Work through the records that follow and return each line containing the word "this".

[Entries taken from a collection]

= Beginning of Section =

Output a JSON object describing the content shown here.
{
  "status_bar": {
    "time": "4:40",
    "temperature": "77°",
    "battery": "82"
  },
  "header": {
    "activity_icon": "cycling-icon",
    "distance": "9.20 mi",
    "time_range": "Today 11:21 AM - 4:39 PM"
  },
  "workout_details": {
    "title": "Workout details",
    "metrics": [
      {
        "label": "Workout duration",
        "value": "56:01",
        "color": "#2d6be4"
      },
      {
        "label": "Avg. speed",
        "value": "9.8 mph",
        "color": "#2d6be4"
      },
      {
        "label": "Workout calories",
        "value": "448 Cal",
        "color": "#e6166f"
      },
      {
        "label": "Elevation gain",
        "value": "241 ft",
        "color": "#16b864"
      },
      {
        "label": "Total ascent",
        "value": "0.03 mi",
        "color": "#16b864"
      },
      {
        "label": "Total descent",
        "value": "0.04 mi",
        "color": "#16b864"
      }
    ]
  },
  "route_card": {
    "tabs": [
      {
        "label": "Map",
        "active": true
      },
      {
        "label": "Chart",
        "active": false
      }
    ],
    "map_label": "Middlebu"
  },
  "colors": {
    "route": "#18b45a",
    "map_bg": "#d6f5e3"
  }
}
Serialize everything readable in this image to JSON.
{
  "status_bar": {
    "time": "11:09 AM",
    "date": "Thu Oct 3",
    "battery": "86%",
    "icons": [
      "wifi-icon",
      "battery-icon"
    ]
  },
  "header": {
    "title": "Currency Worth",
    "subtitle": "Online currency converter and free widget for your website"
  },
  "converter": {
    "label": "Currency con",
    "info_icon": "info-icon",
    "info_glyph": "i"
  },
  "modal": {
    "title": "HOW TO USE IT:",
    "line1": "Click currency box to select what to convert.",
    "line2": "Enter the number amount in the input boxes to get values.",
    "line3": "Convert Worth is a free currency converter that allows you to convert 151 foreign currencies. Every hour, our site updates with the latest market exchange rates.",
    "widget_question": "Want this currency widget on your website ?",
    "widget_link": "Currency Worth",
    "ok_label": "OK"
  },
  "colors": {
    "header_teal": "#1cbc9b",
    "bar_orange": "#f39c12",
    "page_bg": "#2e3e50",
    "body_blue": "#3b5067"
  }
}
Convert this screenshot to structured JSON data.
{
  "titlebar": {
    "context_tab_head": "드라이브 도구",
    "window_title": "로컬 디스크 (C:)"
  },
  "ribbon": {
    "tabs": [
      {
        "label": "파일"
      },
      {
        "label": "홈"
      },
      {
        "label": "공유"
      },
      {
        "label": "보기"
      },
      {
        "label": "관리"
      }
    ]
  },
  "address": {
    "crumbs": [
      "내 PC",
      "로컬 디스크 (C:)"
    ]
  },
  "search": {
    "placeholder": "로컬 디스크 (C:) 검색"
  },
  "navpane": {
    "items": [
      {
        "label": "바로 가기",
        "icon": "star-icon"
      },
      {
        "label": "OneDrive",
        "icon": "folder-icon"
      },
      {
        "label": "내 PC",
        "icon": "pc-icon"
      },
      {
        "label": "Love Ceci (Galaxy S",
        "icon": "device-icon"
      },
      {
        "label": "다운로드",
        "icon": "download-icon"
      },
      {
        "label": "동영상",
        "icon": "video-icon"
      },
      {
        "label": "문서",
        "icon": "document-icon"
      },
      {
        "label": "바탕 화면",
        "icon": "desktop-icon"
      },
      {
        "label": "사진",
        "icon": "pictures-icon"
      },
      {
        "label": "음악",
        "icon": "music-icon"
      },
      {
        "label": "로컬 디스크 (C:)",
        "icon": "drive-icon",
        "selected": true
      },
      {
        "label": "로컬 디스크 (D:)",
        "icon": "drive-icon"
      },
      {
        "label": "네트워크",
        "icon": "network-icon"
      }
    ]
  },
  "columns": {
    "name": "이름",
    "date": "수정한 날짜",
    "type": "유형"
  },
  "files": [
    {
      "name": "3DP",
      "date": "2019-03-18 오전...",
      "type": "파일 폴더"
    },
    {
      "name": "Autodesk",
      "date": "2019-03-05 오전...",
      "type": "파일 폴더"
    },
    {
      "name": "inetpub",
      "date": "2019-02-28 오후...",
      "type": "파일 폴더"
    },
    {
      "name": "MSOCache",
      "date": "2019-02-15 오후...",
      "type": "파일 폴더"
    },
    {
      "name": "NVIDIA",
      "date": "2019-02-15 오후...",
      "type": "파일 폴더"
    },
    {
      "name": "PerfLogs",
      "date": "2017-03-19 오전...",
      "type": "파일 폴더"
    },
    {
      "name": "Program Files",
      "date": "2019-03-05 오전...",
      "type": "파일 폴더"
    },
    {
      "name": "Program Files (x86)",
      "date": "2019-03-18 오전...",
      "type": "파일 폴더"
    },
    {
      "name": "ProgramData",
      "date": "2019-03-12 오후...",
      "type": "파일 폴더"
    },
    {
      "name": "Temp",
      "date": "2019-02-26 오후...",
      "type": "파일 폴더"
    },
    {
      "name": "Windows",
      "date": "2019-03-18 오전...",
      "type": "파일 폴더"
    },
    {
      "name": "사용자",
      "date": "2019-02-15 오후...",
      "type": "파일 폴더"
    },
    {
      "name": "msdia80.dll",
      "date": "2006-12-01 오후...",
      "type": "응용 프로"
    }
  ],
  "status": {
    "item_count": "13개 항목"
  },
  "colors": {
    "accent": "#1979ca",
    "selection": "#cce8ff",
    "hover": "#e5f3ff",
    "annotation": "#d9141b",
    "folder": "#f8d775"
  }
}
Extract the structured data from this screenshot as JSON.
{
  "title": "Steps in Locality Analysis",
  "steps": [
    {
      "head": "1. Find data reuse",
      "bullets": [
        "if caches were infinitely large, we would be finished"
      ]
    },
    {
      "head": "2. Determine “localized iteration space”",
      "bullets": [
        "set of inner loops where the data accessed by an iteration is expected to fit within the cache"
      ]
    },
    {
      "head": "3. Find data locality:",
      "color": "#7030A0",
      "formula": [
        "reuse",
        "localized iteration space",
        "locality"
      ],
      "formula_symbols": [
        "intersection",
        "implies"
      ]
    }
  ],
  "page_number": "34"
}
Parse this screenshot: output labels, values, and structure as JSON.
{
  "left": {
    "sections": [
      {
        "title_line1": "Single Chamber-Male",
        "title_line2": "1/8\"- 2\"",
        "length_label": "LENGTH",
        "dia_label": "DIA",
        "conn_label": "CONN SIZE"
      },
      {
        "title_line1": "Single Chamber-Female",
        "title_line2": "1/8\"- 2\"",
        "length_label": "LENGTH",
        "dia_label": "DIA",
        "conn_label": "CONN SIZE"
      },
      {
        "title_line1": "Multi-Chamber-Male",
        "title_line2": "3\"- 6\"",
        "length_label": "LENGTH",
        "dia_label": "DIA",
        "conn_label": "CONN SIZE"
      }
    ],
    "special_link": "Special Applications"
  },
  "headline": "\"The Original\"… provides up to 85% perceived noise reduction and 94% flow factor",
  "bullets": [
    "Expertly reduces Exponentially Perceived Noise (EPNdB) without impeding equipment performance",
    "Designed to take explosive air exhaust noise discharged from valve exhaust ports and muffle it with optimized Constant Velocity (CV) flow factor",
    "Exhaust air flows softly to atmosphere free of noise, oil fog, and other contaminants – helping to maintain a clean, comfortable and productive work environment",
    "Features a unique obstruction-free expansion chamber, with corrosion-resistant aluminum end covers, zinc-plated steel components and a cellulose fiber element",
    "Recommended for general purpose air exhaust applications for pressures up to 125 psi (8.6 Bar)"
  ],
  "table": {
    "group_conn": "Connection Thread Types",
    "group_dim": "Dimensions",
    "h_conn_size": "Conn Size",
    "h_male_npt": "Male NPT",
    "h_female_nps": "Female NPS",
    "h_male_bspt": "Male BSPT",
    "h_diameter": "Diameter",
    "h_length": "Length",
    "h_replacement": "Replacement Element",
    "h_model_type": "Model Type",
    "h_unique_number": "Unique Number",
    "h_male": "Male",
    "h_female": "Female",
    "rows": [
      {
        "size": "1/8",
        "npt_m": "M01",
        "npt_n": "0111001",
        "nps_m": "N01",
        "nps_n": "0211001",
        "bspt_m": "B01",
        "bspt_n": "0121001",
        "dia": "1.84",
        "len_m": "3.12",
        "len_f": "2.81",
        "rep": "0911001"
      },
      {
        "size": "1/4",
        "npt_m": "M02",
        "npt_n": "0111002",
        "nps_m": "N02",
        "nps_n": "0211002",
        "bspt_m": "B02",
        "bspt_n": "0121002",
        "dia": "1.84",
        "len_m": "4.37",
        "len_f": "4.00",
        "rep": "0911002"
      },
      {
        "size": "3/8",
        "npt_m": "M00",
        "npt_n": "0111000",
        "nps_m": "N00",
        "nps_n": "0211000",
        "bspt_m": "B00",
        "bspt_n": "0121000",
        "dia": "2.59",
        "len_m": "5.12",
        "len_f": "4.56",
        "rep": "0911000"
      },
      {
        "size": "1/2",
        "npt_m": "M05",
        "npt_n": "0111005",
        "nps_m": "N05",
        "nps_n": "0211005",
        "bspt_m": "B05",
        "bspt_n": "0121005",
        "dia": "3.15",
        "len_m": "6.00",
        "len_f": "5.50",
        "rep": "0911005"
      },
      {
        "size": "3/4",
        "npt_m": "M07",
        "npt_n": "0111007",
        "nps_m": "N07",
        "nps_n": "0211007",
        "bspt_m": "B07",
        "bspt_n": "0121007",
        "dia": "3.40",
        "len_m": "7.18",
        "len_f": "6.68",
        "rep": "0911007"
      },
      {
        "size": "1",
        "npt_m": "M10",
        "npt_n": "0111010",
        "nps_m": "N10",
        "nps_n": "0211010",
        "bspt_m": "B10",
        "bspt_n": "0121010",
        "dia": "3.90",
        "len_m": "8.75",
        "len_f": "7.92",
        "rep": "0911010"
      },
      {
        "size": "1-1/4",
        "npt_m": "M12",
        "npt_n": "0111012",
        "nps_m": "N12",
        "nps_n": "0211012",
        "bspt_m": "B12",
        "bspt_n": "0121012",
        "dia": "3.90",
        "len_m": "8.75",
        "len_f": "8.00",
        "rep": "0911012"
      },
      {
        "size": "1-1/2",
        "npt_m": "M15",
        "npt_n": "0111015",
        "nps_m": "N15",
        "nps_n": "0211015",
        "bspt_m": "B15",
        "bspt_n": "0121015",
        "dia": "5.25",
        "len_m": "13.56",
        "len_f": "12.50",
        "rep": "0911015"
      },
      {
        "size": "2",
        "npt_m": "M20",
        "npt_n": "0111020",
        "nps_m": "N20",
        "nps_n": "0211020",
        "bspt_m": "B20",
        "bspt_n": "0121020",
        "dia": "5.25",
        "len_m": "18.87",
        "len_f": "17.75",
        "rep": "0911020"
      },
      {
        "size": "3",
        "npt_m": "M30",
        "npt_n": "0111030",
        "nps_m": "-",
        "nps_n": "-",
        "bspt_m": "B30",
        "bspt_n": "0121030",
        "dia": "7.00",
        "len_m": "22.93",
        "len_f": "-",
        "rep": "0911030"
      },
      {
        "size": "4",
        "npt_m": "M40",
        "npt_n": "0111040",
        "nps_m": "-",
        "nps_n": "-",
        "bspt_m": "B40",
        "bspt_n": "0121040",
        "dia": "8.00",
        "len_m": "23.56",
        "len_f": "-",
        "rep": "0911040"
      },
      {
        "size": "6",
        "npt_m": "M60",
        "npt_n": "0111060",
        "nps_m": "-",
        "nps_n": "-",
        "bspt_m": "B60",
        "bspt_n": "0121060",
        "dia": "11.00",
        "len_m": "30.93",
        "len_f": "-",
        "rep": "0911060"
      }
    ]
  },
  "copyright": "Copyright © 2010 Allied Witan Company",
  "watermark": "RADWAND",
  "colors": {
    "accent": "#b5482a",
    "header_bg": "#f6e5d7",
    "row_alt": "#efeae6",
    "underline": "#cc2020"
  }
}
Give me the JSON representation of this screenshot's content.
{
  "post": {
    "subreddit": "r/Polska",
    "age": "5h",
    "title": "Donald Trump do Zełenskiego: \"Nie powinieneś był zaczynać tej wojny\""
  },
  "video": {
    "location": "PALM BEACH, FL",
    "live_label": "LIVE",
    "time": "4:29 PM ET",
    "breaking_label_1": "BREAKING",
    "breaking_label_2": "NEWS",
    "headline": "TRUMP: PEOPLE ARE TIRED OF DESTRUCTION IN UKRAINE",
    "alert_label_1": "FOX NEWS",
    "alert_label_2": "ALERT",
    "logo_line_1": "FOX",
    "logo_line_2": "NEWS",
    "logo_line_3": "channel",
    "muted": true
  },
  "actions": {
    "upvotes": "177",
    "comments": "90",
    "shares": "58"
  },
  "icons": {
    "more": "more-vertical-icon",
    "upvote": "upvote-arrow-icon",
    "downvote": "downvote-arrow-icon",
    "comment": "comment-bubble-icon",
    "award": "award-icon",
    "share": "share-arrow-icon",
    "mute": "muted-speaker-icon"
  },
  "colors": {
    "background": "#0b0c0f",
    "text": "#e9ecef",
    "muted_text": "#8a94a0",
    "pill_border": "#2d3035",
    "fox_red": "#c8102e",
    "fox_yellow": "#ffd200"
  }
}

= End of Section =

» **EXERCISE ANSWER**
Serialize everything readable in this image to JSON.
    "widget_question": "Want this currency widget on your website ?",
Convert this screenshot to structured JSON data.
Extract the structured data from this screenshot as JSON.
Parse this screenshot: output labels, values, and structure as JSON.
Give me the JSON representation of this screenshot's content.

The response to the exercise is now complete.